WORK TO BE COMPLETED:
The entries below are to be duplicated exactly, with nothing left out.

Stored data entries:
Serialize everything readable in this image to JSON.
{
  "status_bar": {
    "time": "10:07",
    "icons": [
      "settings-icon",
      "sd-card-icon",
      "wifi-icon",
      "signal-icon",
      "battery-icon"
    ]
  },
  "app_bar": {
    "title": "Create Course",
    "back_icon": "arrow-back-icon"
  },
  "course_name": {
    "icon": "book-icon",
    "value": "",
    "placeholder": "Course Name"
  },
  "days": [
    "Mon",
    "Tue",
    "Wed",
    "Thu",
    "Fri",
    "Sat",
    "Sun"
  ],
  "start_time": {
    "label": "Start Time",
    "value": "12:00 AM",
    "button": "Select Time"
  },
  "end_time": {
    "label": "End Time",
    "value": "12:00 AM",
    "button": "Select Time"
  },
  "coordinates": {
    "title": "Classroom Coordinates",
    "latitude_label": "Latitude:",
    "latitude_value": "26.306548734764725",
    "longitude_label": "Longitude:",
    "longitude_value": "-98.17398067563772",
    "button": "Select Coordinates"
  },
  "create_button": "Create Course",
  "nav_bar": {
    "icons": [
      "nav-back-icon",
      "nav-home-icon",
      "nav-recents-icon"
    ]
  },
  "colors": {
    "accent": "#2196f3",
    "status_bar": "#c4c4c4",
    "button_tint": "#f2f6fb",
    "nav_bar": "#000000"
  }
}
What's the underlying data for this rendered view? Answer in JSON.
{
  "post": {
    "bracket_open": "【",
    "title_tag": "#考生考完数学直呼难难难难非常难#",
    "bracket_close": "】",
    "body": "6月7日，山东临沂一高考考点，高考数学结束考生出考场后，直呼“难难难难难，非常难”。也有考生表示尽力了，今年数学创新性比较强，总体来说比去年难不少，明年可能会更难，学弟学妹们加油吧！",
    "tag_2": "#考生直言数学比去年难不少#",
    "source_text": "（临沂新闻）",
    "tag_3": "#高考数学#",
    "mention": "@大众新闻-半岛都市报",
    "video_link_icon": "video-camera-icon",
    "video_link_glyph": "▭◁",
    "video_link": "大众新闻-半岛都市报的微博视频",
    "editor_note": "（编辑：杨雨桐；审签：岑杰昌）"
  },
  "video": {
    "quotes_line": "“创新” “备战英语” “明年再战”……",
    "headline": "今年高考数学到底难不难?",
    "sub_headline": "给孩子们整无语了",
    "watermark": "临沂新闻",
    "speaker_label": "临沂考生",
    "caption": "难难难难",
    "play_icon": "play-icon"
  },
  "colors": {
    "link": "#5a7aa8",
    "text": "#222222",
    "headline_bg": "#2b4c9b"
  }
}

THE COMPLETED TASK:
Serialize everything readable in this image to JSON.
{
  "status_bar": {
    "time": "10:07",
    "icons": [
      "settings-icon",
      "sd-card-icon",
      "wifi-icon",
      "signal-icon",
      "battery-icon"
    ]
  },
  "app_bar": {
    "title": "Create Course",
    "back_icon": "arrow-back-icon"
  },
  "course_name": {
    "icon": "book-icon",
    "value": "",
    "placeholder": "Course Name"
  },
  "days": [
    "Mon",
    "Tue",
    "Wed",
    "Thu",
    "Fri",
    "Sat",
    "Sun"
  ],
  "start_time": {
    "label": "Start Time",
    "value": "12:00 AM",
    "button": "Select Time"
  },
  "end_time": {
    "label": "End Time",
    "value": "12:00 AM",
    "button": "Select Time"
  },
  "coordinates": {
    "title": "Classroom Coordinates",
    "latitude_label": "Latitude:",
    "latitude_value": "26.306548734764725",
    "longitude_label": "Longitude:",
    "longitude_value": "-98.17398067563772",
    "button": "Select Coordinates"
  },
  "create_button": "Create Course",
  "nav_bar": {
    "icons": [
      "nav-back-icon",
      "nav-home-icon",
      "nav-recents-icon"
    ]
  },
  "colors": {
    "accent": "#2196f3",
    "status_bar": "#c4c4c4",
    "button_tint": "#f2f6fb",
    "nav_bar": "#000000"
  }
}
What's the underlying data for this rendered view? Answer in JSON.
{
  "post": {
    "bracket_open": "【",
    "title_tag": "#考生考完数学直呼难难难难非常难#",
    "bracket_close": "】",
    "body": "6月7日，山东临沂一高考考点，高考数学结束考生出考场后，直呼“难难难难难，非常难”。也有考生表示尽力了，今年数学创新性比较强，总体来说比去年难不少，明年可能会更难，学弟学妹们加油吧！",
    "tag_2": "#考生直言数学比去年难不少#",
    "source_text": "（临沂新闻）",
    "tag_3": "#高考数学#",
    "mention": "@大众新闻-半岛都市报",
    "video_link_icon": "video-camera-icon",
    "video_link_glyph": "▭◁",
    "video_link": "大众新闻-半岛都市报的微博视频",
    "editor_note": "（编辑：杨雨桐；审签：岑杰昌）"
  },
  "video": {
    "quotes_line": "“创新” “备战英语” “明年再战”……",
    "headline": "今年高考数学到底难不难?",
    "sub_headline": "给孩子们整无语了",
    "watermark": "临沂新闻",
    "speaker_label": "临沂考生",
    "caption": "难难难难",
    "play_icon": "play-icon"
  },
  "colors": {
    "link": "#5a7aa8",
    "text": "#222222",
    "headline_bg": "#2b4c9b"
  }
}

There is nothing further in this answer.